• [DIRECTIONS FOR THIS TASK] Every line containing the string "icon" should be returned from the records.

-- SUPPLIED RECORDS follows --

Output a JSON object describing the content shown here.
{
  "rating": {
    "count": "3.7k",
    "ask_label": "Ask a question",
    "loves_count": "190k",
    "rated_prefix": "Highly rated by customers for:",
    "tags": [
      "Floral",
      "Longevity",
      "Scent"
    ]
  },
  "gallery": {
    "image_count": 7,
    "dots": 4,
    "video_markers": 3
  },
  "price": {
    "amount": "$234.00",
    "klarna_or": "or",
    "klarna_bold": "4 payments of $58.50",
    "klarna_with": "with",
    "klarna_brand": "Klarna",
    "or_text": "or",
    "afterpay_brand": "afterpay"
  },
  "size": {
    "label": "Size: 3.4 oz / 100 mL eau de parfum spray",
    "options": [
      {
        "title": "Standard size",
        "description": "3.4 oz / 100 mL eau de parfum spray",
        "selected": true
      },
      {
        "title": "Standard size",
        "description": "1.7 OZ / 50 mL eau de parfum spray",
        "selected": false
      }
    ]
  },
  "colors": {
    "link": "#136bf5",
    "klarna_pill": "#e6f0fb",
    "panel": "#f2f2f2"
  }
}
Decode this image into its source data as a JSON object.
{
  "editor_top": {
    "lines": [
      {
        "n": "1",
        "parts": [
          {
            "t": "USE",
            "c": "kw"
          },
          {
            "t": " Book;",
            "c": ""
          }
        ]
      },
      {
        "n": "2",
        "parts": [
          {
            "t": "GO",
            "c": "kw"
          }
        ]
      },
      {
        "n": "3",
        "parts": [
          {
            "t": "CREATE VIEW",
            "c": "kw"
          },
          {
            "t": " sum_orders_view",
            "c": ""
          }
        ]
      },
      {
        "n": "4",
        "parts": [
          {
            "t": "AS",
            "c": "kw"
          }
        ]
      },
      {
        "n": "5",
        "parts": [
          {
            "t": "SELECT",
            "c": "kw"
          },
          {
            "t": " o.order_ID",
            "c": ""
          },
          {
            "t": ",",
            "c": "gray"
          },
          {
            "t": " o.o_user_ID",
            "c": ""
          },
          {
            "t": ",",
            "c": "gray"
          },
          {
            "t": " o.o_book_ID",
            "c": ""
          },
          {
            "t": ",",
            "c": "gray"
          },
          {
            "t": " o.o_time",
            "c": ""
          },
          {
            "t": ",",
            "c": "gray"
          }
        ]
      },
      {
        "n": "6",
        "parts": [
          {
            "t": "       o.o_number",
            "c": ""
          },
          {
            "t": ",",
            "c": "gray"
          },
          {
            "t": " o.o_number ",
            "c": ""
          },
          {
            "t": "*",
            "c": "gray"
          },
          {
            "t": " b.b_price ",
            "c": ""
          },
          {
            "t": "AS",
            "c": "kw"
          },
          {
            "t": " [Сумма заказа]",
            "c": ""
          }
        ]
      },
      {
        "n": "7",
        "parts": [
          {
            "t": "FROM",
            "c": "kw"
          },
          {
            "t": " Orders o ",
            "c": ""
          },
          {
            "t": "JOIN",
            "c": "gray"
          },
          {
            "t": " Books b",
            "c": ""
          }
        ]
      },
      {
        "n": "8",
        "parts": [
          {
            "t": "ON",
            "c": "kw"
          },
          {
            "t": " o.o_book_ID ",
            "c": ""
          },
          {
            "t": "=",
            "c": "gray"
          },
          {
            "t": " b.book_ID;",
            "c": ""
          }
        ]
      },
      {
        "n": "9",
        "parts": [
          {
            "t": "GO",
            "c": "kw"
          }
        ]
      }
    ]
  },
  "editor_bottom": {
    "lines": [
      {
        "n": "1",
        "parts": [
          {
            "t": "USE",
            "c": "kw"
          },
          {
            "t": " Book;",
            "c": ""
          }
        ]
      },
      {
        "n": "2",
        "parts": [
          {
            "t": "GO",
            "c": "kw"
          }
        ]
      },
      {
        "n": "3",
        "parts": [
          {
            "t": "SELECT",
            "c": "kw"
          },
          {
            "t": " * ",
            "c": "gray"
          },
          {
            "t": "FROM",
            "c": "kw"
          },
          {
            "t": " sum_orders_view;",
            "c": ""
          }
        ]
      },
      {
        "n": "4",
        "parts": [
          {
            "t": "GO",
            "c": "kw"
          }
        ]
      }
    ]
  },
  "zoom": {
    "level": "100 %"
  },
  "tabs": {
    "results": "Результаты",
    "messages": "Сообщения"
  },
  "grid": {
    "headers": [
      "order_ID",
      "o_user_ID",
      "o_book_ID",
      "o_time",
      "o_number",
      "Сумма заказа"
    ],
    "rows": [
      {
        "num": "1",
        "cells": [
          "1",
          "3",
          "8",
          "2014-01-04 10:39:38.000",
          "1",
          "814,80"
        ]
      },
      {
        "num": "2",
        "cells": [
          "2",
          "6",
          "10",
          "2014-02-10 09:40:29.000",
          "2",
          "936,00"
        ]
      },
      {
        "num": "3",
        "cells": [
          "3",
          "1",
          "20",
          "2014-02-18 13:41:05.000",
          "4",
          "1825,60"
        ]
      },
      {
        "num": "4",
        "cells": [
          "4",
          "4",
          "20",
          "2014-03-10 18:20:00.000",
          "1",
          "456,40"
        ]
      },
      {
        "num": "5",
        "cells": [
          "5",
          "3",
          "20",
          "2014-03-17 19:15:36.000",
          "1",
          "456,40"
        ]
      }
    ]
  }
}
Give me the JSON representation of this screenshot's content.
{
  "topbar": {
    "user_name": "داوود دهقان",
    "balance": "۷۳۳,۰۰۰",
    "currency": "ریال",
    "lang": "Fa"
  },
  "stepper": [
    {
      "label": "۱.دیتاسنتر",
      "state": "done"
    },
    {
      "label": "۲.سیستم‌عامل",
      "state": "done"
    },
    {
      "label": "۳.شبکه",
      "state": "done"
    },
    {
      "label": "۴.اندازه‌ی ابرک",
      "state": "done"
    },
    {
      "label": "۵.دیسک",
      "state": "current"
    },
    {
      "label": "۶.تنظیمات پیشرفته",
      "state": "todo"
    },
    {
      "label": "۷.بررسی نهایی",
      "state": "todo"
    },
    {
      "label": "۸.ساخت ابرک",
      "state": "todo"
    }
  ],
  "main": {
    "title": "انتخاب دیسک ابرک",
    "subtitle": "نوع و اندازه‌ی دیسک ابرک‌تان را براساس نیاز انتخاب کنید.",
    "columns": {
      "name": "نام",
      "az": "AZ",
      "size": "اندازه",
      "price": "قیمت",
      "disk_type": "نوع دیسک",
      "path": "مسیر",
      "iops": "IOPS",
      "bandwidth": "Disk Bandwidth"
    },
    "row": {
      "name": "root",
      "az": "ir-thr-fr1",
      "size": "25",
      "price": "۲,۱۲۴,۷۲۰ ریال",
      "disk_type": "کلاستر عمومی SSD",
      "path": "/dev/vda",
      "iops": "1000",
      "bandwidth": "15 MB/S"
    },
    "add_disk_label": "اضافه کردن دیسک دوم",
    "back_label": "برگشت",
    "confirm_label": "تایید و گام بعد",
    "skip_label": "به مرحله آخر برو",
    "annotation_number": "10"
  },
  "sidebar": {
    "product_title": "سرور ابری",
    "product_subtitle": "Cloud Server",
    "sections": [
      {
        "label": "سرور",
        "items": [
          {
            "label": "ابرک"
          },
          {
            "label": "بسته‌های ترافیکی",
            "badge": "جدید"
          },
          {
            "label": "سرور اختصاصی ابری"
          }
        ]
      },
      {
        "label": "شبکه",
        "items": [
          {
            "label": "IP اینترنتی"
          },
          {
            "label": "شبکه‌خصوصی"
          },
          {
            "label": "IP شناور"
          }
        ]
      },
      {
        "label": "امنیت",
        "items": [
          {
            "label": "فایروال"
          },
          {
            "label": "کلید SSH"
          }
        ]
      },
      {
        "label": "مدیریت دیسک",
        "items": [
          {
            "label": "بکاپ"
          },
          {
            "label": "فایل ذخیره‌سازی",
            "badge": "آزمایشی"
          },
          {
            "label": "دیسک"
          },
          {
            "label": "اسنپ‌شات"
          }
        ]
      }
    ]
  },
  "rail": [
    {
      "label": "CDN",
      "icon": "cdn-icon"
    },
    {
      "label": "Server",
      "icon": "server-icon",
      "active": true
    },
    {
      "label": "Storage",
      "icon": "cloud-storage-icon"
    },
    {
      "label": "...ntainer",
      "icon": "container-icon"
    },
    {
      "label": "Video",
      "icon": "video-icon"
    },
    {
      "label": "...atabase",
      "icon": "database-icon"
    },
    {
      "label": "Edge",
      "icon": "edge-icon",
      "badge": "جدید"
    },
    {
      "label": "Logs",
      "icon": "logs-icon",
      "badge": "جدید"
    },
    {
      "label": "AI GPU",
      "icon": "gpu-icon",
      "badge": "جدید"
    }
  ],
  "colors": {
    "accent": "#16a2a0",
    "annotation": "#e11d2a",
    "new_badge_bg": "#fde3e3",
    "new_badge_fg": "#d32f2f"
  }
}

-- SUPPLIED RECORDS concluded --

• [ANSWER SPACE]
      "icon": "cdn-icon"
      "icon": "server-icon",
      "icon": "cloud-storage-icon"
      "icon": "container-icon"
      "icon": "video-icon"
      "icon": "database-icon"
      "icon": "edge-icon",
      "icon": "logs-icon",
      "icon": "gpu-icon",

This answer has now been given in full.